Myrtle Woodcock was born on April 13, 1889 and died in 1973. She served as a member of the National Congress of American Indians and the Chinook Indian Nation Council, and spent much of her life advocating for Chinook recognition.
In a November 2005 interview, Oma Woodcock Singer talked about her mother, Myrtle Woodcock, and her grandmother’s activity in preparing Chinook tribal members to talk with Charles McChesney in the early twentieth century:
“My mother was very, very active in the Chinook Tribe. Her mother was too; in fact, her mother got transportation for many of the Indians who appeared in this census here [the McChesney Rolls], and took many of them, took them from South Bend, and they went down to what they call Georgetown, a little reservation down by Tokeland, Washington, and got people who had boats. Because that’s where a lot of the census takers were, had gathered at this little reservation. She took them down there and had them recorded, so they had a record here of their ancestors and how they were related to the Chinook Tribe or Quinault or Clatsop, whatever tribe it was.
And so she was very, very involved in that, because she felt all of her life as if the Chinook Indians had been deprived of a reservation, of land.
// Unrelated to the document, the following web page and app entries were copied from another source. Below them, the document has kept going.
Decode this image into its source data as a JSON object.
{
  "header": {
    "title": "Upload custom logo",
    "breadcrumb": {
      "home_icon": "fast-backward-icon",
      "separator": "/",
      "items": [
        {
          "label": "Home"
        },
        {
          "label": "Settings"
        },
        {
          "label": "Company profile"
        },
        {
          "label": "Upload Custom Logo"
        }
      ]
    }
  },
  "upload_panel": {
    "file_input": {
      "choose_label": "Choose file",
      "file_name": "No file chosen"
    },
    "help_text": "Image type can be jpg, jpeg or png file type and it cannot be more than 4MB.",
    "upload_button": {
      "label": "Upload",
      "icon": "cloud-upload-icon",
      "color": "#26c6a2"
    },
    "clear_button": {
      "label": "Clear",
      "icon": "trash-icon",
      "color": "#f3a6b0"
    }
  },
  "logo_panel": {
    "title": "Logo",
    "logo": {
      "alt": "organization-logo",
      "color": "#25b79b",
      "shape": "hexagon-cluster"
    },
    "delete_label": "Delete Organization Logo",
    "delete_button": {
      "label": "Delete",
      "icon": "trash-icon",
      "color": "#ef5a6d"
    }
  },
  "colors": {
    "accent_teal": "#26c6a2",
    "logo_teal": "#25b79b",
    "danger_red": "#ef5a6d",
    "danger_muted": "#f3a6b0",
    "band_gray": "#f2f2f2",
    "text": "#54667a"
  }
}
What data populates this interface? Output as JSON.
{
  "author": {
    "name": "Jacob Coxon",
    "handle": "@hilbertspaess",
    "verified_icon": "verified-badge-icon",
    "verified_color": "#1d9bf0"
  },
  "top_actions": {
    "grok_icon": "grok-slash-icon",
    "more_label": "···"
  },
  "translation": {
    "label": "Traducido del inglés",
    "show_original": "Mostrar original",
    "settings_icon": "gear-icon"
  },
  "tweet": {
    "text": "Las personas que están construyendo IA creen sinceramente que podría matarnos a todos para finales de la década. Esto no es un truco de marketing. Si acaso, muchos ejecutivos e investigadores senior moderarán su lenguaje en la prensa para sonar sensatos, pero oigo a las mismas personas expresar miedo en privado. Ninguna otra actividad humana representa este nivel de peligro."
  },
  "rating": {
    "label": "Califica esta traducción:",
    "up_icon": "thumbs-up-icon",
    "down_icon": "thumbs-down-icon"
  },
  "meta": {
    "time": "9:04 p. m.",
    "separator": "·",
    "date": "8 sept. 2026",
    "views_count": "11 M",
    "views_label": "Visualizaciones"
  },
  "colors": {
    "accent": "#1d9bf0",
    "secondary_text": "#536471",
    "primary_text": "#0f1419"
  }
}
They signed a treaty.
I believe it was 1851. They signed the treaty and the agreement was to give them land, reservation land. It went back to Congress, and then as the historians put it, “through an error,” the Congress did not receive the signed treaty, and so they didn’t get their land. That was it. They had no reservation to go to.” ~ Interview by Donna Sinclair November 1, 2005
Pictured at top: Myrtle Woodcock and to the right right Oma Singer Woodcock